In my Evangelism role I speak with developers and start ups all day, but when the start up is being run by an old friend, I listen carefully. I’ve had the unique opportunity to observe my friends thoughts over a few years about developing a product or service based on his unique expertise and background over lunch or coffee. During this time his thoughts evolved from a series of observations, to an idea, and now into a product that’s currently in development with a bunch of eager customers he and the team have already lined up. What I’ve learned from him is another lesson of the power of focus.
Starting originally with observations of classic IT operational problems in big data centers, my friend and his partners iterated through a bunch of product ideas, beginning with using streaming media and voice communications to monitor IT operations staff. While doing this they came to a realization that they’d identified a powerful insight that’s driving their product’s core value: most problems they’d encountered are time based with location information and “who did what” being key data items. Exactly the kind of information that a mobile phone can provide.
Turning a classic IT problem inside out, rather than using traditional data gathering methods, they use the smartphone as the device that captures and encodes this information for their customers, turning what was a previously error prone and “after the fact” data collection problem into a real-time event creation captured using “point phone at thing (location, document, etc.), push button on UI, done”. It’s a brilliant application of using the smartphone in a novel way. By generalizing their observations after talking with a myriad of potential customers, they’ve actually moved to a different initial target market than IT operations.
He’s also applied some Evangelism principals we’ve discussed: like talking to customers early (evangelize early), he’s iterated rapidly on the core ideas (agile), he’s built a lean team (hire to your profile) and now he’s broadening the feedback loop (lunches with dudes like me…).
Looks like a success in progress, because the team is building an innovative product with a laser focus on maximizing via their core value.
The interest in Apple’s reported iPhone prototype is understandable, folks hope to gain new insights into how Apple conceives of, designs and builds their products.

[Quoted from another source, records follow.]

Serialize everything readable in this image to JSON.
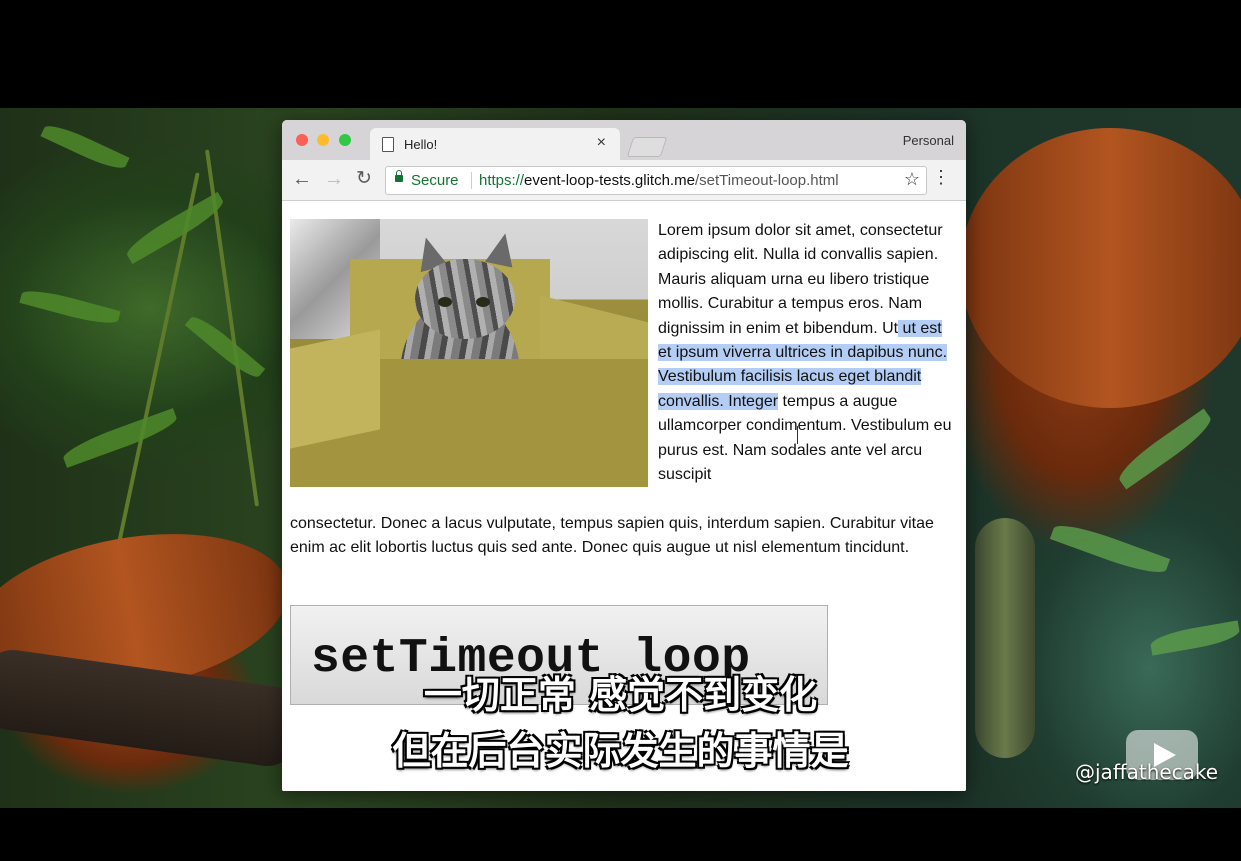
{
  "browser": {
    "tab_title": "Hello!",
    "tab_close": "×",
    "profile_label": "Personal",
    "back_icon": "←",
    "forward_icon": "→",
    "reload_icon": "↻",
    "secure_label": "Secure",
    "url_scheme": "https://",
    "url_host": "event-loop-tests.glitch.me",
    "url_path": "/setTimeout-loop.html",
    "star_icon": "☆",
    "menu_icon": "⋮"
  },
  "page": {
    "image_alt": "kitten in a cardboard box",
    "para_right_before": "Lorem ipsum dolor sit amet, consectetur adipiscing elit. Nulla id convallis sapien. Mauris aliquam urna eu libero tristique mollis. Curabitur a tempus eros. Nam dignissim in enim et bibendum. Ut",
    "para_right_highlight": " ut est et ipsum viverra ultrices in dapibus nunc. Vestibulum facilisis lacus eget blandit convallis. Integer",
    "para_right_after": " tempus a augue ullamcorper condimentum. Vestibulum eu purus est. Nam sodales ante vel arcu suscipit",
    "para_full": "consectetur. Donec a lacus vulputate, tempus sapien quis, interdum sapien. Curabitur vitae enim ac elit lobortis luctus quis sed ante. Donec quis augue ut nisl elementum tincidunt.",
    "settimeout_label": "setTimeout loop"
  },
  "subtitles": {
    "line1": "一切正常 感觉不到变化",
    "line2": "但在后台实际发生的事情是"
  },
  "watermark": {
    "handle": "@jaffathecake"
  },
  "colors": {
    "secure_green": "#137333",
    "selection": "#b4cdf5"
  }
}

My impression is that this system was a development system used to run and test early versions of the software, and indeed shows Apple’s thinking re: what became the iPhone platform definition.
Before, after and while at Microsoft I’ve worked on products that have bootstrapped on development systems that approximated the production units as much as possible, at times years before it’s intended launch. You select the processor/architecture family, memory footprint, I/O and make this prototype hardware platform definition as close to the silicon vendors projected availability of their new chip families in the supply chain at your release target date. You then design and build your OS software, drivers and any other hardware abstraction layers to target the core characteristics of the chip families selected. The more chip savvy of you will note this is why new processor features are often not exploited by the OS at initial release. So, indeed this system shows Apples selection of processor architecture and family, however, the screen used may have been a matter of convenience. It may not have been intended to be used at it’s full physical extent but probably was bounded by the target screen sizes Apple was testing. Also given the way the prototype is mounted on the stand it appears this setup was used to test input gestures as well.

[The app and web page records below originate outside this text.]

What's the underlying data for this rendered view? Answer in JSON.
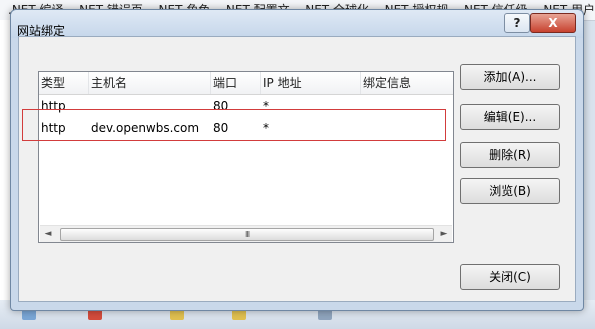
{
  "background": {
    "tabs": [
      ".NET 编译",
      ".NET 错误页",
      ".NET 角色",
      ".NET 配置文",
      ".NET 全球化",
      ".NET 授权规",
      ".NET 信任级",
      ".NET 用户"
    ]
  },
  "dialog": {
    "title": "网站绑定",
    "help_label": "?",
    "close_label": "X"
  },
  "list": {
    "columns": [
      "类型",
      "主机名",
      "端口",
      "IP 地址",
      "绑定信息"
    ],
    "rows": [
      {
        "type": "http",
        "host": "",
        "port": "80",
        "ip": "*",
        "info": ""
      },
      {
        "type": "http",
        "host": "dev.openwbs.com",
        "port": "80",
        "ip": "*",
        "info": ""
      }
    ],
    "scroll_left": "◄",
    "scroll_right": "►",
    "scroll_grip": "III"
  },
  "buttons": {
    "add": "添加(A)...",
    "edit": "编辑(E)...",
    "remove": "删除(R)",
    "browse": "浏览(B)",
    "close": "关闭(C)"
  },
  "colors": {
    "highlight_border": "#d23c3c",
    "close_button": "#c7422f"
  }
}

So, how does this apply to the rest of the industry? Well, the good news is with off the shelf systems like Raspberry Pi readily available for intial prototyping, it’s an easy, low cost way for startups to prototype their ideas like Apple did using this custom engineered device. We’re seeing an explosion of new devices (not just smartphones) and new categories of devices being created daily for consumers and business. Many acquaintances and former colleagues of mine are now at start ups building devices who’s UI appears on a mobile device, the app is part of the overall solution and experience they’re building.
At BlackBerry we’re fortunate to have the experience of the QNX team who’ve worked on countless embedded implementations of their software. Together, we’re working to make the power of BlackBerry 10 and QNX available to build these new “solution devices” using the tools and platform we’ve shipped in BlackBerry 10.